Platelets are required throughout embryogenesis and into neonatal life to prevent intracerebral hemorrhage.
Timing of the onset of thrombocytopenia determines the location of intracerebral bleeds.
Intracerebral hemorrhage (ICH) has a devastating impact on the neonatal population. Whether thrombocytopenia is sufficient to cause ICH in neonates is still being debated. In this study, we comprehensively investigated the consequences of severe thrombocytopenia on the integrity of the cerebral vasculature by using 2 orthogonal approaches: by studying embryogenesis in the Nfe2−/− mouse line and by using biologics (anti-GP1Bα antibodies) to induce severe thrombocytopenia at defined times during development.
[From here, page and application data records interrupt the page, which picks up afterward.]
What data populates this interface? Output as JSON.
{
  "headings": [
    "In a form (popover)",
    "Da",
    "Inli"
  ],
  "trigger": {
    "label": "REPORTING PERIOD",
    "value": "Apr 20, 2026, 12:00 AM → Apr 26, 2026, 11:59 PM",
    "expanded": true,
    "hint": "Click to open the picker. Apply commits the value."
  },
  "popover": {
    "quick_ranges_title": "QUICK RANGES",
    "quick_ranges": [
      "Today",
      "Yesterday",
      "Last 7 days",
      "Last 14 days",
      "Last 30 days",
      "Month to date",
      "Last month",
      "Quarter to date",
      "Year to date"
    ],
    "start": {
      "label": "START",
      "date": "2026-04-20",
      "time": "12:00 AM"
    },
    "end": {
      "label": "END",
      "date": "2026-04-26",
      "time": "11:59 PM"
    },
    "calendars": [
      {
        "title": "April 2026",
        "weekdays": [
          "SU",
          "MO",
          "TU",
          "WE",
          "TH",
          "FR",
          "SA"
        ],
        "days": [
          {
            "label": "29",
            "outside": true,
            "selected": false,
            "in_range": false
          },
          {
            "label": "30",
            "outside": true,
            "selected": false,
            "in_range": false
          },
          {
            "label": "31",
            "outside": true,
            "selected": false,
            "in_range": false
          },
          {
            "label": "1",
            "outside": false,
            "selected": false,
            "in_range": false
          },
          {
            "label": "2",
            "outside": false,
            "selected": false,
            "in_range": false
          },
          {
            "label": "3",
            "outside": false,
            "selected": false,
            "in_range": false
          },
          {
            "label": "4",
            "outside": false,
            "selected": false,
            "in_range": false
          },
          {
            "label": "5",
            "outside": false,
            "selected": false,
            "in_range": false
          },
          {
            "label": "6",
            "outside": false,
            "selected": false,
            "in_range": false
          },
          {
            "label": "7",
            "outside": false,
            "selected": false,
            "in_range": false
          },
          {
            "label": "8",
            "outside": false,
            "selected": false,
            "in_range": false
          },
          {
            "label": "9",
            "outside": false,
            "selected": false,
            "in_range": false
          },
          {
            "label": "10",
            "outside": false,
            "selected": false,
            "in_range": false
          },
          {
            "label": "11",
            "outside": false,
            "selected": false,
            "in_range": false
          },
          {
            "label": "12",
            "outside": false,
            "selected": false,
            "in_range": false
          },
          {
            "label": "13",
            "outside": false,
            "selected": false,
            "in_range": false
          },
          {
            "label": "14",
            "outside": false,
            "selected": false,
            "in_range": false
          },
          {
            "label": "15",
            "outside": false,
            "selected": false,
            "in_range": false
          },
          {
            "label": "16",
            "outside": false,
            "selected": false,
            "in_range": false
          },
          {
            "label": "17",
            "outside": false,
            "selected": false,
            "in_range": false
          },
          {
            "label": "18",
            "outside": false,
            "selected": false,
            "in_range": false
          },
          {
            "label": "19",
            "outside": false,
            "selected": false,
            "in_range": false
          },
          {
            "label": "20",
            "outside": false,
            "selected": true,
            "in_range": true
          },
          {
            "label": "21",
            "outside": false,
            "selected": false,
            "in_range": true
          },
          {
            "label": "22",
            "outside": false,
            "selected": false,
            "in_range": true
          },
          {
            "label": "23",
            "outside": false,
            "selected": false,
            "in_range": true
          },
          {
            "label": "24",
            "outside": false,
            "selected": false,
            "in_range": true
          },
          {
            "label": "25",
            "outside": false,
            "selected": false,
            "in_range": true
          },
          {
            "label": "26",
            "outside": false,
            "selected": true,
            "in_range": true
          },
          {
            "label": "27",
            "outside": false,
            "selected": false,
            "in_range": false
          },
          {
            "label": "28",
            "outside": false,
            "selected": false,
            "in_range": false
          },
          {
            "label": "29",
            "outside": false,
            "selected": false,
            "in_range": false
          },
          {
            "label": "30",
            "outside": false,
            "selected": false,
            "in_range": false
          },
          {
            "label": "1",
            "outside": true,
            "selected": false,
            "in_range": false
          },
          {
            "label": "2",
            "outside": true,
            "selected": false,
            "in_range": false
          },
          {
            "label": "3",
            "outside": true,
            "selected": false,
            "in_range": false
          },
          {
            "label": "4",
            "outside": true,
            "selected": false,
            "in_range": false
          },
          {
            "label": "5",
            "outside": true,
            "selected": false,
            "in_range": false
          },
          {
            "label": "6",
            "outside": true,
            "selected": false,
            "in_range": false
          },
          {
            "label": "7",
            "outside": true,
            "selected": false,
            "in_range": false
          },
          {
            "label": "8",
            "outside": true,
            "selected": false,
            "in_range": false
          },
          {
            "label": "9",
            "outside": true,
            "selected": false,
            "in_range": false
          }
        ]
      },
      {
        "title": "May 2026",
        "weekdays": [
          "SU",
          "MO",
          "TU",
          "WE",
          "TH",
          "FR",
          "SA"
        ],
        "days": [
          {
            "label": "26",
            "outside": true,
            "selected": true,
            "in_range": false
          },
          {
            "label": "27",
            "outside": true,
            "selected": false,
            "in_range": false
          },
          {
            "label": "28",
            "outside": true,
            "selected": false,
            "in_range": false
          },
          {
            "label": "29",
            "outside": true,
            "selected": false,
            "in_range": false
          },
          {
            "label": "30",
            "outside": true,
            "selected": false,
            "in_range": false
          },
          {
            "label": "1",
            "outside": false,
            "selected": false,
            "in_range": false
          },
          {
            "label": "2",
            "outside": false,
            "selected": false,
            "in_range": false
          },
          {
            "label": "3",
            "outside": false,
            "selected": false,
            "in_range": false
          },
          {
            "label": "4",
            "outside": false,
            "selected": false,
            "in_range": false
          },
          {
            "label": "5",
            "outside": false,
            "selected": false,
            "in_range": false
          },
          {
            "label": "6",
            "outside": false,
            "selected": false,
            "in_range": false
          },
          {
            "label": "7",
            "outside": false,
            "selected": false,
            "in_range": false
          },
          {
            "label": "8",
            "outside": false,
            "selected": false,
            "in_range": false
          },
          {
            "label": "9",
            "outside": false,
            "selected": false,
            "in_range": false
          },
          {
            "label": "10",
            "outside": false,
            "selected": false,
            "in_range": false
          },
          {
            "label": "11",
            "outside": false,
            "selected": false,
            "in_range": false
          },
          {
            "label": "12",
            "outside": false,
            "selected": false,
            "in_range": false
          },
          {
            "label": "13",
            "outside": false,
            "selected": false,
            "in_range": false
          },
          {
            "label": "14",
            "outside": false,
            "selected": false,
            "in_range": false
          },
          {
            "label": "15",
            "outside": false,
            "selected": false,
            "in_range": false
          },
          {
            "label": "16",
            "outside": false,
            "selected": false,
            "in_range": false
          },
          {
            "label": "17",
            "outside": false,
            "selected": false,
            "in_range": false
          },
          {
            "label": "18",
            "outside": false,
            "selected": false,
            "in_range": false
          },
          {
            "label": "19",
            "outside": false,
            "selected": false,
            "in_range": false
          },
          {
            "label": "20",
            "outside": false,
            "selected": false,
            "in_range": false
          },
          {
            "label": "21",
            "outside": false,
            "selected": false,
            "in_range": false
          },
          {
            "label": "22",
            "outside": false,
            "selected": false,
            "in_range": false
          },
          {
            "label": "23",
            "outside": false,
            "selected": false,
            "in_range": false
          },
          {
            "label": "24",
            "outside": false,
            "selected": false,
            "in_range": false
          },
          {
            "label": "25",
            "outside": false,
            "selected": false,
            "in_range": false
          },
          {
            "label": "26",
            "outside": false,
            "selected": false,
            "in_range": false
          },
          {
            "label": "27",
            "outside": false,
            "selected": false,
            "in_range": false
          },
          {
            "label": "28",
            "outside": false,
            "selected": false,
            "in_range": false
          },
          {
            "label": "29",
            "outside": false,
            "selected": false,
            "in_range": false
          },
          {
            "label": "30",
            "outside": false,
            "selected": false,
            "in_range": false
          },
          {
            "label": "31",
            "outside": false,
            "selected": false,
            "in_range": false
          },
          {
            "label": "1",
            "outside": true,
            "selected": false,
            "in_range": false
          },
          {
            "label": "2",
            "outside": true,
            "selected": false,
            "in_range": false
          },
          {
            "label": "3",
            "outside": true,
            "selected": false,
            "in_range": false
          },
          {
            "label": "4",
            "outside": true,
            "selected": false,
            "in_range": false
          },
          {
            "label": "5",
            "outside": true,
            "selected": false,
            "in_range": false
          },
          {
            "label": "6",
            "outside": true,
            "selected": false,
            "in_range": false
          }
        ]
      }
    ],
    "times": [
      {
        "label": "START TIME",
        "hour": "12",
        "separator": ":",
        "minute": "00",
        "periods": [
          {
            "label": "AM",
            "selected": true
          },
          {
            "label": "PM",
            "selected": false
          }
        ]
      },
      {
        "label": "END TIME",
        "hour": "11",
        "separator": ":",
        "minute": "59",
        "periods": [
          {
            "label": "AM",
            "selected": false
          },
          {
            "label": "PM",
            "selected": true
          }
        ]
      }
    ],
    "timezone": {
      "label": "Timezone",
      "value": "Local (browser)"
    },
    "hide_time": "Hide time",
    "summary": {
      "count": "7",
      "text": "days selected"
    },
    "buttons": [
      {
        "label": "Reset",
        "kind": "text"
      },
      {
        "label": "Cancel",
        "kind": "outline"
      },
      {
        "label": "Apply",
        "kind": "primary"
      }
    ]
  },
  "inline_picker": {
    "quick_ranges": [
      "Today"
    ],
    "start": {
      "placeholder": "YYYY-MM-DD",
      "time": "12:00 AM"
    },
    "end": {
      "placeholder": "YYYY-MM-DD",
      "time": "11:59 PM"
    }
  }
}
By using a mouse model, we acquired data demonstrating that platelets are required throughout fetal development and into neonatal life for maintaining the integrity of the cerebral vasculature to prevent hemorrhage and that the location of cerebral hemorrhage is dependent on when thrombocytopenia occurs during development. Importantly, this study demonstrates that fetal and neonatal thrombocytopenia-associated ICH occurs within regions of the brain which, in humans, could lead to neurologic damage.